Why he should go: Smith's weaknesses were exposed after a few games as the starter, and his inability to make plays in the pocket limit his game. With the 49ers looking to mold second-round draft pick Colin Kaepernick and win now with incumbent veteran Alex Smith, it is difficult to see where Troy Smith fits in with the team short term or long term.
The verdict: The 49ers did not tender Smith, a four-year veteran, before the lockout, signaling they have no intention to pursue his return to the team. The 49ers have relinquished his rights, making Smith an unrestricted free agent, and there really is no reason to bring him back to the roster considering the team's current situation at quarterback.
CB Will JamesWhy he should stay: The 49ers need another veteran in the mix at cornerback this summer, and James is a proven performer with 10 years of NFL experience, though he missed most of that 10th year last season with an ankle injury. James has 60 career NFL starts, including 14 with Detroit just two seasons ago.
Why he should go: The 49ers drafted two cornerbacks in April, including third-round pick Chris Culliver, and two rookies from last year also return at the position, meaning San Francisco has plenty of promising young talent to develop at the position. With James unlikely to beat out veteran Tarell Brown for the No. 3 CB role, the Niners would be spending money on an aging veteran whose role would appear minimized at best.
The verdict: With the 49ers likely to pursue a veteran cornerback in free agency, whether starter Nate Clements remains with the team or not, there simply is no room for James, and not much need for him either, since the team can look toward other avenues to find depth at the position.
K Jeff ReedWhy he should stay: The nine-year veteran is a proven, experienced and productive specialist who has made big kicks in big games and has two Super Bowl rings to his credit. After being released by Pittsburgh last November and joining the 49ers two weeks later to replace injured Joe Nedney, Reed performed admirably, scoring 36 points and making 9 of 10 field-goal attempts, including four in a Week 14 victory over Seattle. At 32, Reed is also six years younger than Nedney.
Why he should go: The 49ers already have a proven veteran performer in Nedney, who has made at least 80 percent of his field-goal attempts in eight consecutive seasons. The Niners owe Nedney $1.87 million this season in the final year of his contract with the team, and Reed probably would be looking for a similar deal on the open market.

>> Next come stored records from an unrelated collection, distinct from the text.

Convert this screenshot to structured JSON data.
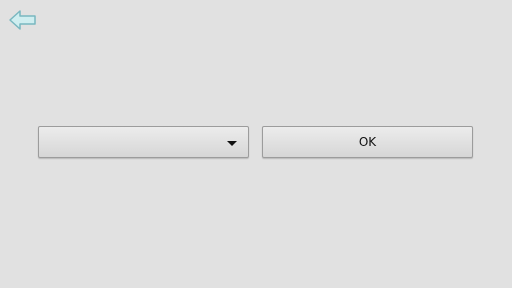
{
  "back_button": {
    "icon": "back-arrow-icon",
    "color": "#cfeef0",
    "stroke": "#79b7c0"
  },
  "dropdown": {
    "selected_value": "",
    "icon": "chevron-down-icon"
  },
  "ok_button": {
    "label": "OK"
  },
  "colors": {
    "background": "#e1e1e1",
    "button_top": "#ececec",
    "button_bottom": "#d6d6d6",
    "button_border": "#9c9c9c"
  }
}
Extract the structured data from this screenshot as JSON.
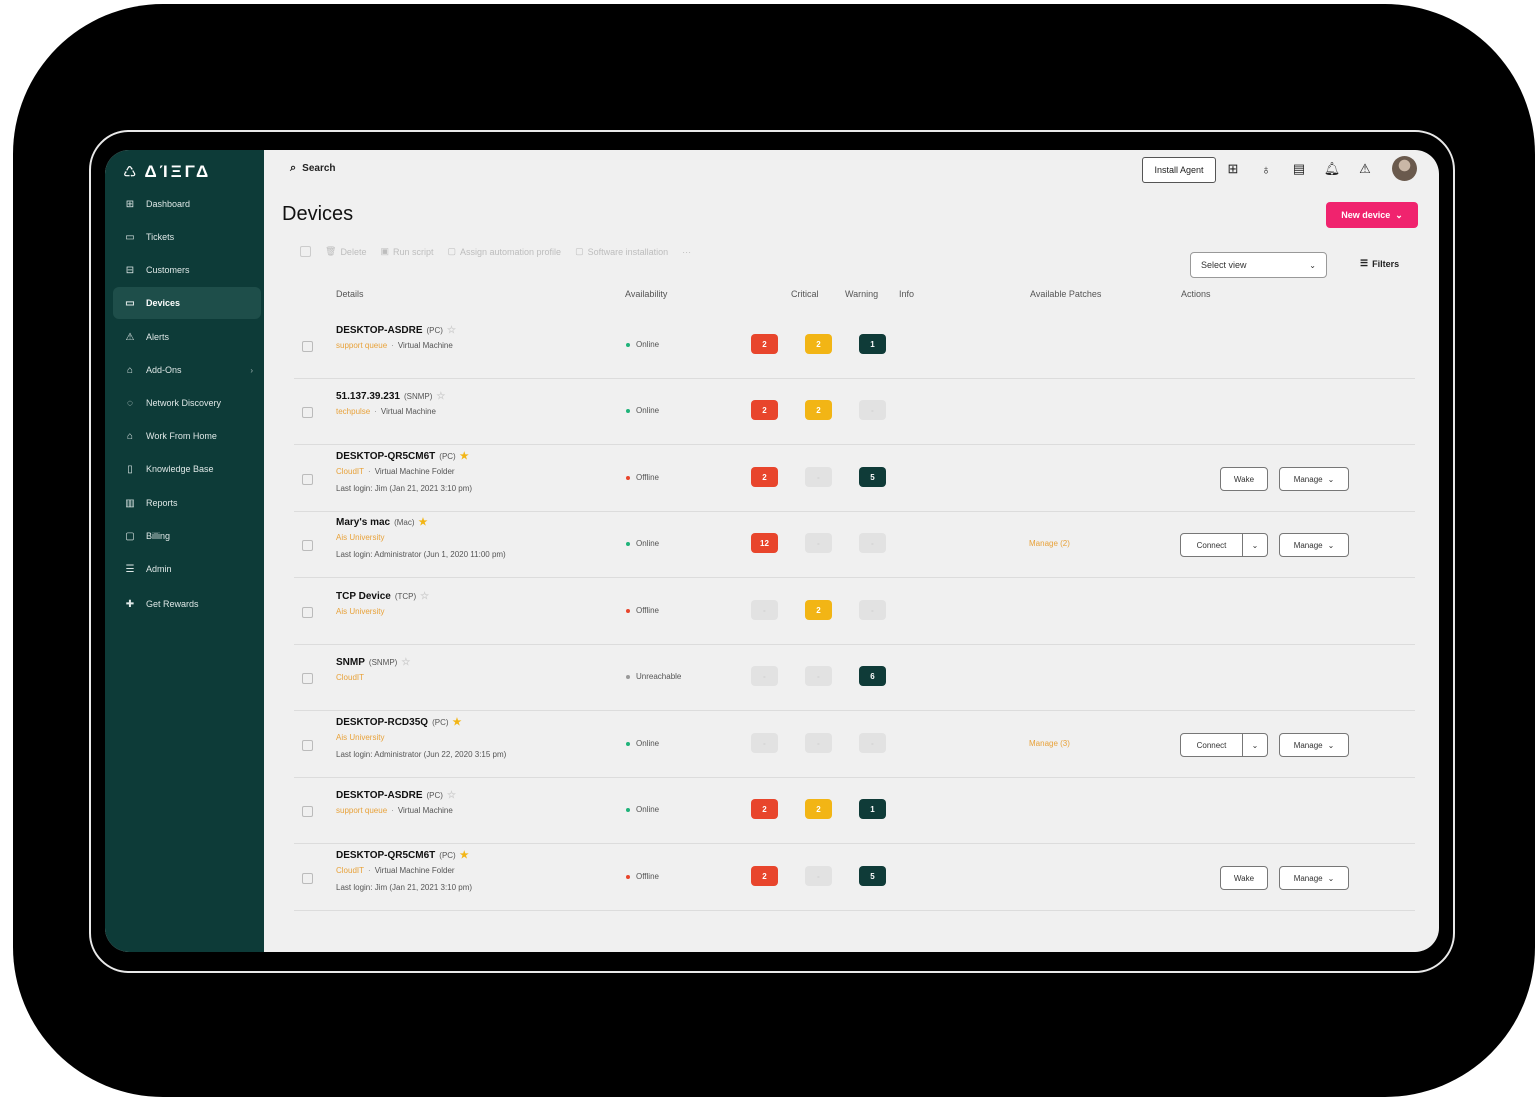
{
  "app": {
    "brand": "ΔΊΞΓΔ",
    "logo_icon": "recycle-icon"
  },
  "sidebar": {
    "items": [
      {
        "label": "Dashboard",
        "icon": "dashboard-icon"
      },
      {
        "label": "Tickets",
        "icon": "ticket-icon"
      },
      {
        "label": "Customers",
        "icon": "customers-icon"
      },
      {
        "label": "Devices",
        "icon": "monitor-icon",
        "active": true
      },
      {
        "label": "Alerts",
        "icon": "alert-icon"
      },
      {
        "label": "Add-Ons",
        "icon": "addons-icon",
        "has_submenu": true
      },
      {
        "label": "Network Discovery",
        "icon": "network-icon"
      },
      {
        "label": "Work From Home",
        "icon": "home-icon"
      },
      {
        "label": "Knowledge Base",
        "icon": "book-icon"
      },
      {
        "label": "Reports",
        "icon": "reports-icon"
      },
      {
        "label": "Billing",
        "icon": "billing-icon"
      },
      {
        "label": "Admin",
        "icon": "admin-icon"
      },
      {
        "label": "Get Rewards",
        "icon": "gift-icon"
      }
    ]
  },
  "topbar": {
    "search_label": "Search",
    "install_agent": "Install Agent",
    "icons": [
      "plus-icon",
      "lightbulb-icon",
      "notes-icon",
      "bell-icon",
      "warning-icon"
    ]
  },
  "page": {
    "title": "Devices",
    "new_device": "New device",
    "bulk_actions": [
      "Delete",
      "Run script",
      "Assign automation profile",
      "Software installation",
      "···"
    ],
    "select_view": "Select view",
    "filters": "Filters"
  },
  "table": {
    "headers": {
      "details": "Details",
      "availability": "Availability",
      "critical": "Critical",
      "warning": "Warning",
      "info": "Info",
      "patches": "Available Patches",
      "actions": "Actions"
    },
    "rows": [
      {
        "name": "DESKTOP-ASDRE",
        "type": "(PC)",
        "starred": false,
        "customer": "support queue",
        "sep": "·",
        "kind": "Virtual Machine",
        "last_login": "",
        "availability": "Online",
        "critical": "2",
        "warning": "2",
        "info": "1",
        "patches": "",
        "actions": []
      },
      {
        "name": "51.137.39.231",
        "type": "(SNMP)",
        "starred": false,
        "customer": "techpulse",
        "sep": "·",
        "kind": "Virtual Machine",
        "last_login": "",
        "availability": "Online",
        "critical": "2",
        "warning": "2",
        "info": "",
        "patches": "",
        "actions": []
      },
      {
        "name": "DESKTOP-QR5CM6T",
        "type": "(PC)",
        "starred": true,
        "customer": "CloudIT",
        "sep": "·",
        "kind": "Virtual Machine Folder",
        "last_login": "Last login: Jim (Jan 21, 2021 3:10 pm)",
        "availability": "Offline",
        "critical": "2",
        "warning": "",
        "info": "5",
        "patches": "",
        "actions": [
          "Wake",
          "Manage"
        ]
      },
      {
        "name": "Mary's mac",
        "type": "(Mac)",
        "starred": true,
        "customer": "Ais University",
        "sep": "",
        "kind": "",
        "last_login": "Last login: Administrator (Jun 1, 2020 11:00 pm)",
        "availability": "Online",
        "critical": "12",
        "warning": "",
        "info": "",
        "patches": "Manage (2)",
        "actions": [
          "Connect",
          "Manage"
        ]
      },
      {
        "name": "TCP Device",
        "type": "(TCP)",
        "starred": false,
        "customer": "Ais University",
        "sep": "",
        "kind": "",
        "last_login": "",
        "availability": "Offline",
        "critical": "",
        "warning": "2",
        "info": "",
        "patches": "",
        "actions": []
      },
      {
        "name": "SNMP",
        "type": "(SNMP)",
        "starred": false,
        "customer": "CloudIT",
        "sep": "",
        "kind": "",
        "last_login": "",
        "availability": "Unreachable",
        "critical": "",
        "warning": "",
        "info": "6",
        "patches": "",
        "actions": []
      },
      {
        "name": "DESKTOP-RCD35Q",
        "type": "(PC)",
        "starred": true,
        "customer": "Ais University",
        "sep": "",
        "kind": "",
        "last_login": "Last login: Administrator (Jun 22, 2020 3:15 pm)",
        "availability": "Online",
        "critical": "",
        "warning": "",
        "info": "",
        "patches": "Manage (3)",
        "actions": [
          "Connect",
          "Manage"
        ]
      },
      {
        "name": "DESKTOP-ASDRE",
        "type": "(PC)",
        "starred": false,
        "customer": "support queue",
        "sep": "·",
        "kind": "Virtual Machine",
        "last_login": "",
        "availability": "Online",
        "critical": "2",
        "warning": "2",
        "info": "1",
        "patches": "",
        "actions": []
      },
      {
        "name": "DESKTOP-QR5CM6T",
        "type": "(PC)",
        "starred": true,
        "customer": "CloudIT",
        "sep": "·",
        "kind": "Virtual Machine Folder",
        "last_login": "Last login: Jim (Jan 21, 2021 3:10 pm)",
        "availability": "Offline",
        "critical": "2",
        "warning": "",
        "info": "5",
        "patches": "",
        "actions": [
          "Wake",
          "Manage"
        ]
      }
    ]
  },
  "colors": {
    "sidebar": "#0d3b38",
    "accent": "#f0236e",
    "critical": "#e8452c",
    "warning": "#f2b515",
    "info": "#0f3b38",
    "online": "#1fb37a",
    "offline": "#e8452c",
    "unreachable": "#9a9a9a"
  }
}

The 49ers also have a young prospect, strong-legged Fabrizio Scaccia, on the roster whom they can consider grooming behind Nedney.
The verdict: There has not been a lot of talk amongst the 49ers about Reed returning to the team, but there are several reasons the Niners should give that prospect some consideration, particularly the fact that Nedney has finished the last two seasons on injured reserve and he appears to be losing distance on his kickoffs. But it's not like Nedney is on his last legs, so to speak, and he has a strong portfolio with the team, so it doesn't make much since for the 49ers to bring both proven veterans to training camp.